:: Work task ::
Count how many lines in the entries below hold "active". Only the number belongs in the answer.

:: Task material ::
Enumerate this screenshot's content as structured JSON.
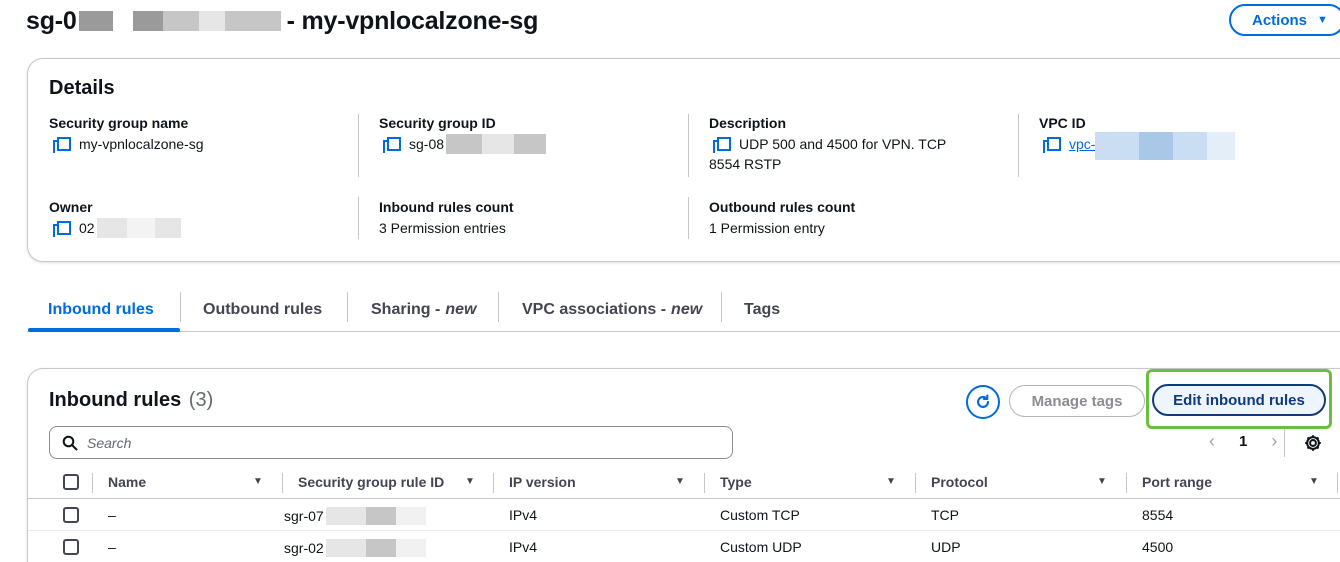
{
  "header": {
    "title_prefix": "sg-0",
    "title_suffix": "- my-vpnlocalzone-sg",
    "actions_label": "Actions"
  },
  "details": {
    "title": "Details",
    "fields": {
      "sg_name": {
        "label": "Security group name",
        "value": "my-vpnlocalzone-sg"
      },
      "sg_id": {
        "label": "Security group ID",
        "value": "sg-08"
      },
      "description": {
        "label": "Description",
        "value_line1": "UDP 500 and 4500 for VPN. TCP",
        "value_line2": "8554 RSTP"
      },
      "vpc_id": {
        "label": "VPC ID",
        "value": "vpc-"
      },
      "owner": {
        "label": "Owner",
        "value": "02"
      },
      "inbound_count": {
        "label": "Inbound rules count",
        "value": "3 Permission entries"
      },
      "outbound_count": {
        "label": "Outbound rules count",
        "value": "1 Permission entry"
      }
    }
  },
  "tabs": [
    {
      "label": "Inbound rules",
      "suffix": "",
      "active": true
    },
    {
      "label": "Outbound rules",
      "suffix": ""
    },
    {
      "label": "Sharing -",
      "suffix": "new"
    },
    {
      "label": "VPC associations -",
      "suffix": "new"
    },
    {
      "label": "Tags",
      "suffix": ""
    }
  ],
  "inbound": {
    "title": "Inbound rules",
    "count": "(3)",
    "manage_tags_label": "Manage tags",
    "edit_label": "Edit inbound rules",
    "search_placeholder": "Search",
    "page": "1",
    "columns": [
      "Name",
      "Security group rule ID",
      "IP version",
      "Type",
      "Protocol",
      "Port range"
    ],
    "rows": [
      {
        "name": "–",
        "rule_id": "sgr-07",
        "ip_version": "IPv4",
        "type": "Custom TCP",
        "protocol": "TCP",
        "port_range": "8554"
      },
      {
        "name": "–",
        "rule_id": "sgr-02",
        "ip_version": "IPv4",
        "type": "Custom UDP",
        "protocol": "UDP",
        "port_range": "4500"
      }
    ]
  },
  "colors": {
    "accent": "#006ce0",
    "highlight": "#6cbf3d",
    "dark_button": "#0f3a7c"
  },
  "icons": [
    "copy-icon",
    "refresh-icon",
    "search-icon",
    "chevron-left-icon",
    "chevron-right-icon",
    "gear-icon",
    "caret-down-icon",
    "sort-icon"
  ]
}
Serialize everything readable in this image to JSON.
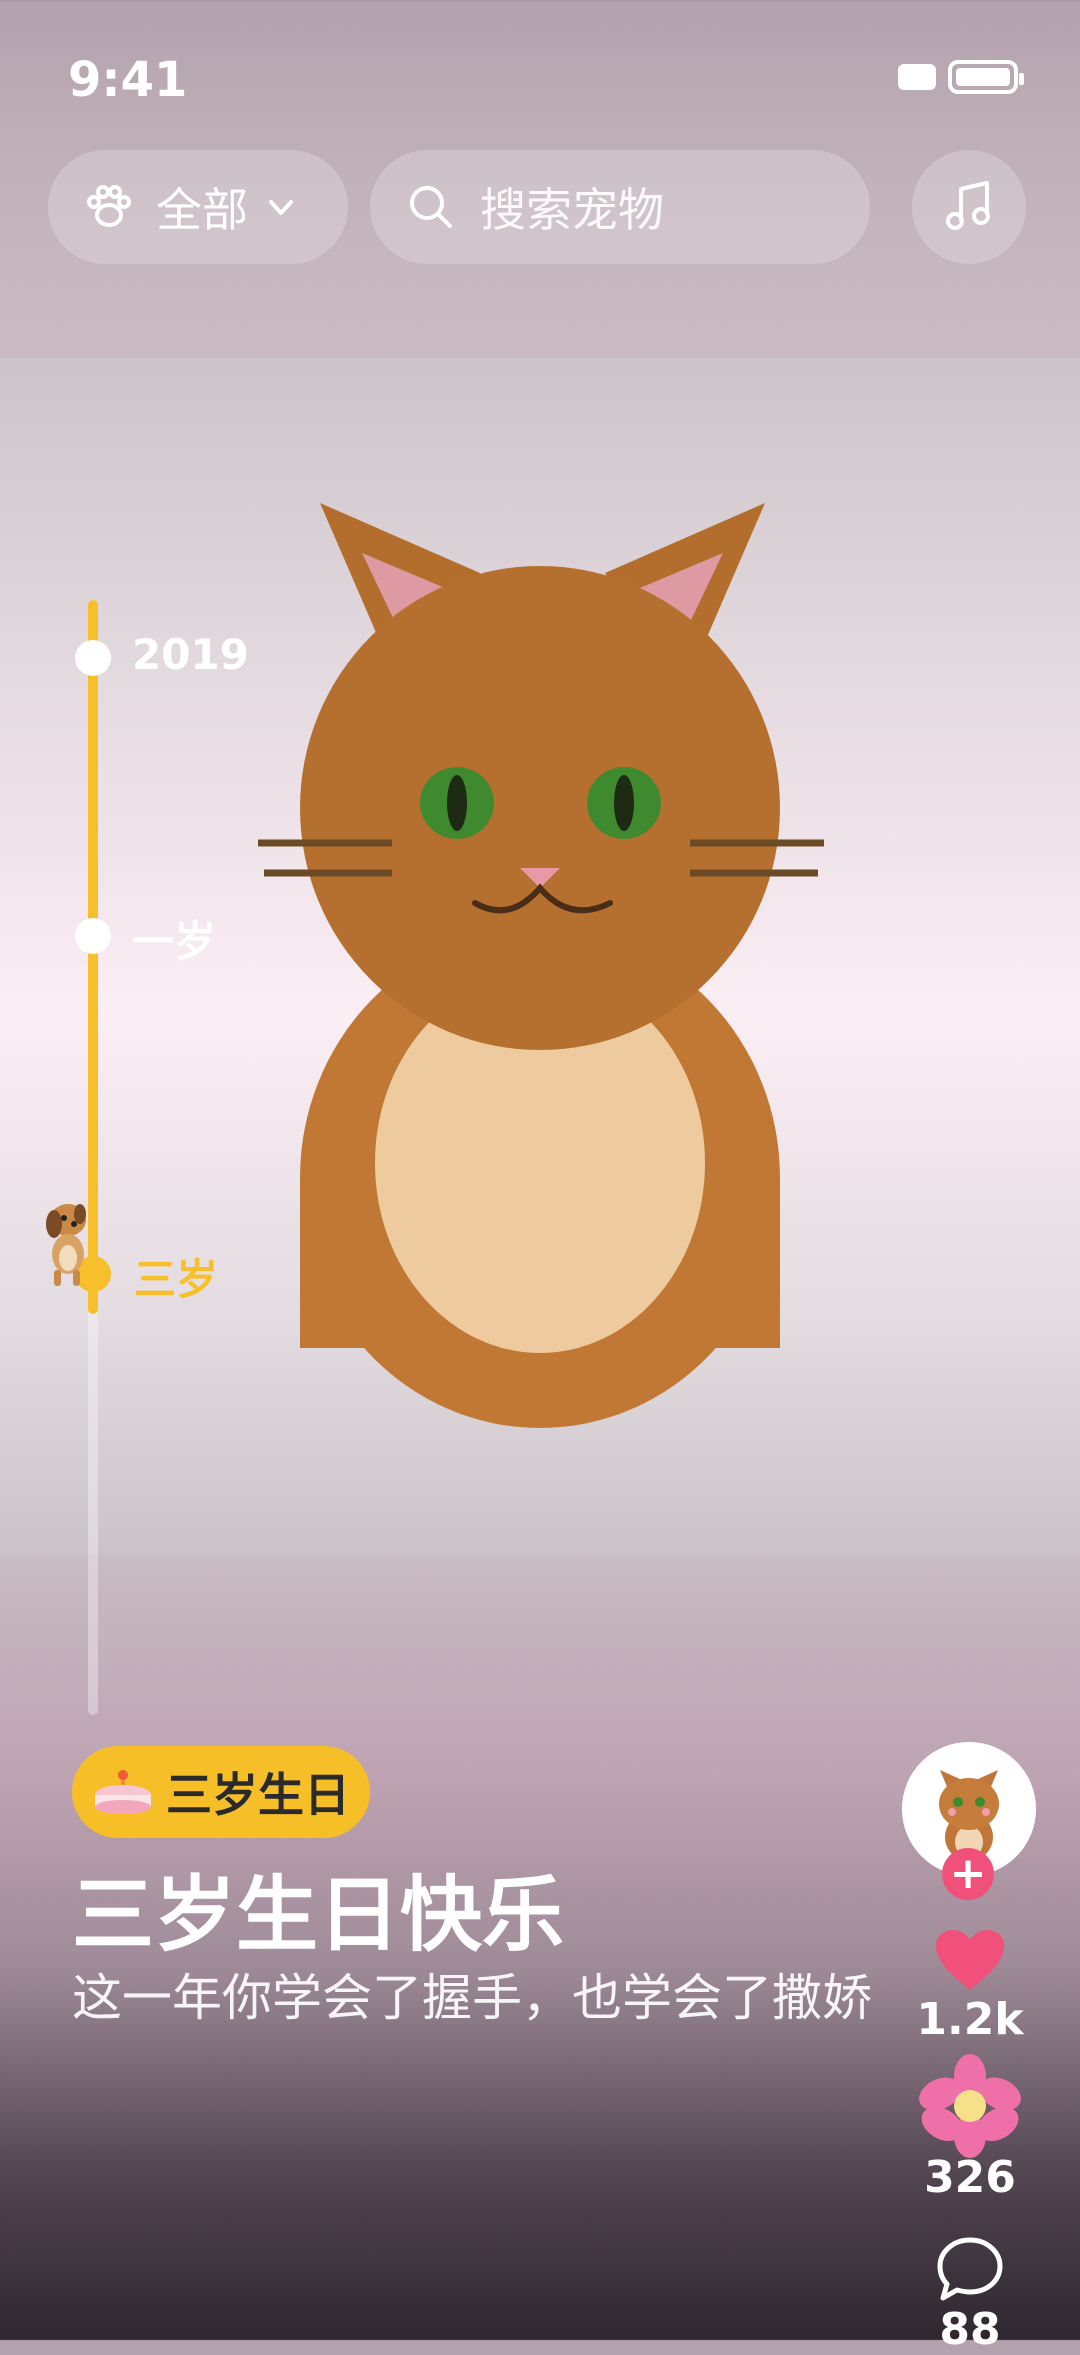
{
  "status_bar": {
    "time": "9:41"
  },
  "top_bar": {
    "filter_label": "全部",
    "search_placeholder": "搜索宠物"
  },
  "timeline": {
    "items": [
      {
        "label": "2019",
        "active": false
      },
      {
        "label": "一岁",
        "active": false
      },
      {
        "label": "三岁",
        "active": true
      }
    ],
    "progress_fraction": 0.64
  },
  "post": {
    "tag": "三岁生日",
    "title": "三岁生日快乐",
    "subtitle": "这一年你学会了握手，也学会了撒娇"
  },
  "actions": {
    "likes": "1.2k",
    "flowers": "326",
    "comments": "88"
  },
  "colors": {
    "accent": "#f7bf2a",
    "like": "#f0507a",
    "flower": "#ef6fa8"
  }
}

:: Written response ::
4